Plas Newydd

Home Astrocelt Library Astrocelt Links World Wide Druidry Archaeology
Astrology Astronomy Bardic Crafts Bardic Influences Bardic Tradition
Bibliography History Media Saints Sun Wheel

 

 Plas Newydd, Llanfairpwll

Neolithic Burial Chamber: 3rd Millennium BC


This site is situated within the grounds of Plas Newydd, which is in the care of the National Trust. It is in private grounds, but can be seen from the pathway, which directs you down to Plas Newydd house. Guided archaeology walks are undertaken during the summer months hosted by the Gwynedd Archaeological Trust. When it is possible to get nearer the monument that is incorporated within the archaeology walk.

 

Literature written on this burial chambered spans nearly 300 years, where people have simply been curious and wanting to know more. They have described their observation according to the language and the knowledge available at the time of their recording. Consequently the antiquarian Rev. William Rowlands in 1766 recorded the site in his works. The writings of Thomas Pennant Tour in 1783 of North Wales mention it during his travels. It has also been recorded when Plas Newydd grounds were being landscaped during the 1800's. A missing upright support was noted. It was suggested that a marble pillar could be inserted as a replacement, complete with an inscription. Sir Norman Locker alsosurveyed the monument while looking for possible astronomical alignments, which became published in 1908 within the "Nature" magazine. Likewise, this has since been considered an early contributor towards archaeo-astronomy.

The burial chamber of Plas Newydd is situated in the small hollow several meter's in front of the Victorian Stables. C.W Phillips reports on the site in Archaeolga Cambrensis in 1936, concerning the carbon dating of charcoal uncovered on the chamber floor. However extensive alteration to the ground has occurred over the centuries. Therefore, it becomes unclear, as no actual archaeological excavation has been undertaken. The hollow or dip in which it resides is either an original feature or it has been landscaped. Unless excavations are eventually undertaken it remains speculative as to, which comment is correct?

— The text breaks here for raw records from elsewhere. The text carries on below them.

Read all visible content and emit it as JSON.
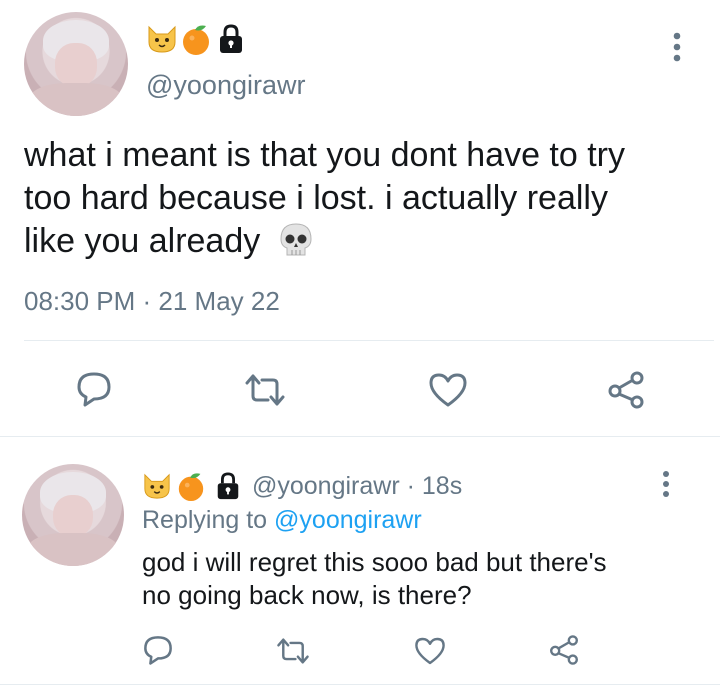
{
  "main_tweet": {
    "handle_emojis": [
      "cat-face",
      "tangerine",
      "lock"
    ],
    "handle": "@yoongirawr",
    "text_lines": [
      "what i meant is that you dont have to try",
      "too hard because i lost. i actually really",
      "like you already"
    ],
    "text_emoji": "skull",
    "timestamp": "08:30 PM · 21 May 22"
  },
  "reply_tweet": {
    "handle": "@yoongirawr",
    "time_sep": "·",
    "time": "18s",
    "replying_label": "Replying to",
    "replying_to": "@yoongirawr",
    "text_lines": [
      "god i will regret this sooo bad but there's",
      "no going back now, is there?"
    ]
  },
  "actions": [
    "reply",
    "retweet",
    "like",
    "share"
  ],
  "colors": {
    "text": "#14171a",
    "secondary": "#657786",
    "link": "#1da1f2",
    "divider": "#e6ecf0"
  }
}
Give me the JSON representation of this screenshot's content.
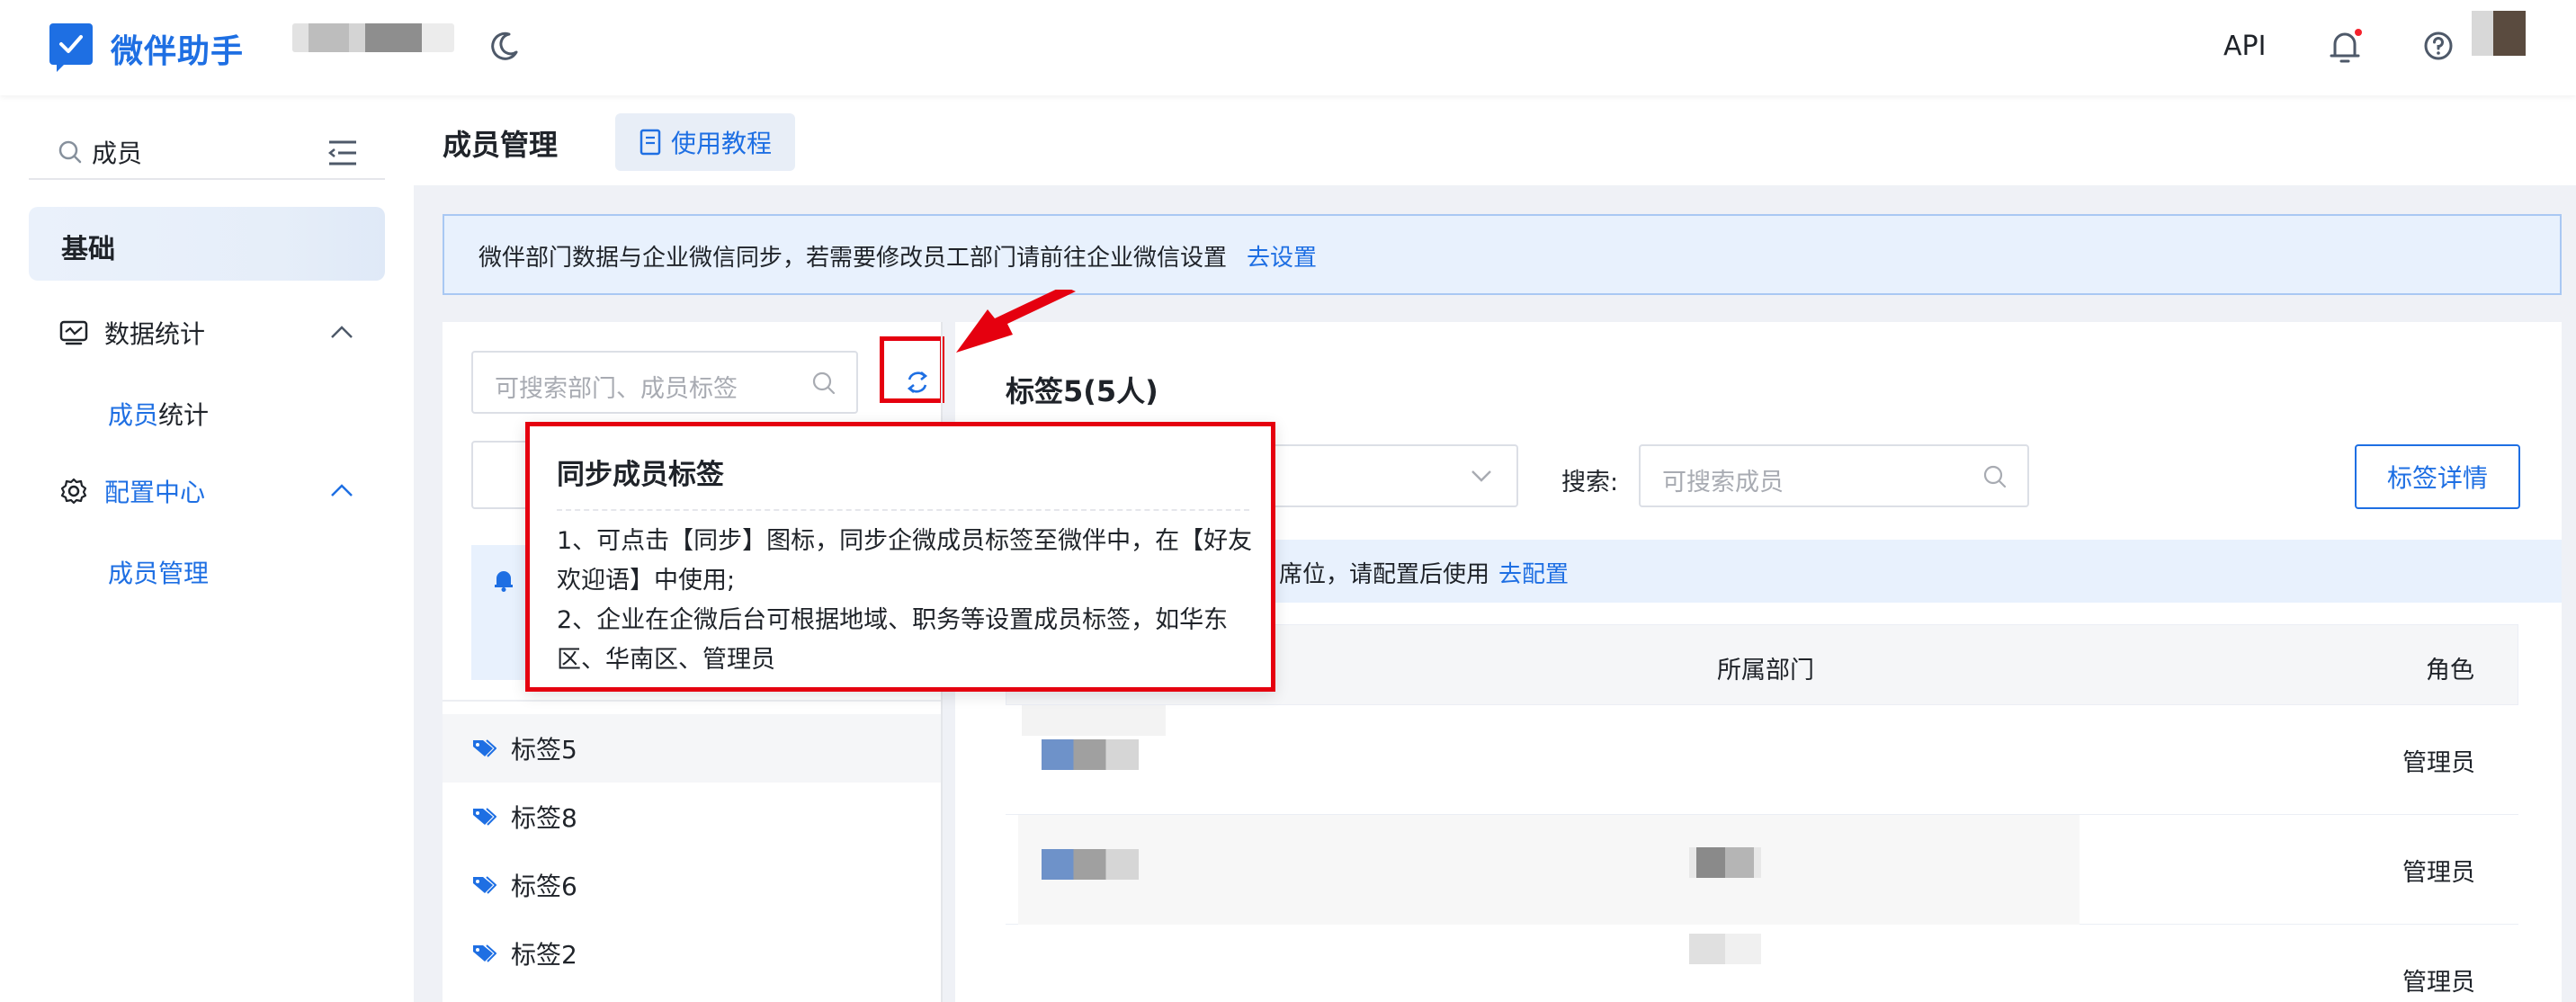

Finally, there is also a brief description within the monument guides produced by Cadw, which cover the area of Gwynedd and Anglesey. There are probably more reports lurking around too, but one understands these are likely to be the main sources.

Archaeo-astronomy data

Surveyed in the Early 20th century by Lord Boston and E. N. Baynes. Table 1 shows their results of this investigation. The survey was undertaken in relationship to the two supports, however the published data indicates a relationship to the winter rising sun at the solstice.

 Magnetic North  155°
 True North  137°
 Amp.  E 47° S
 Hill  1°
 Azimuth  S 43° E
 Declination  25° 47' S
Plas Newydd Table 1

Bibliography

Griffiths. J., 1908, 'Astronomical Archaeology in Wales' in Nature 1908, 78, 295
Locker, Sir N. 1908, 'Some Cromlechs in North Wales I', Nature 78, 633-5
Lynch F, 1995, A guide to Ancient and Historic Wales: Gwynedd, H.M.S.O
Lynch F, 1991, Prehistoric Anglesey, Anglesey Antiquarian Society 2nd edition
Rowlands W, 1766, Mona Antiqua Restaurata, Dublin

This page first appeared on Bangor University Students Archaeology website 2001
Last updated 28/6/2002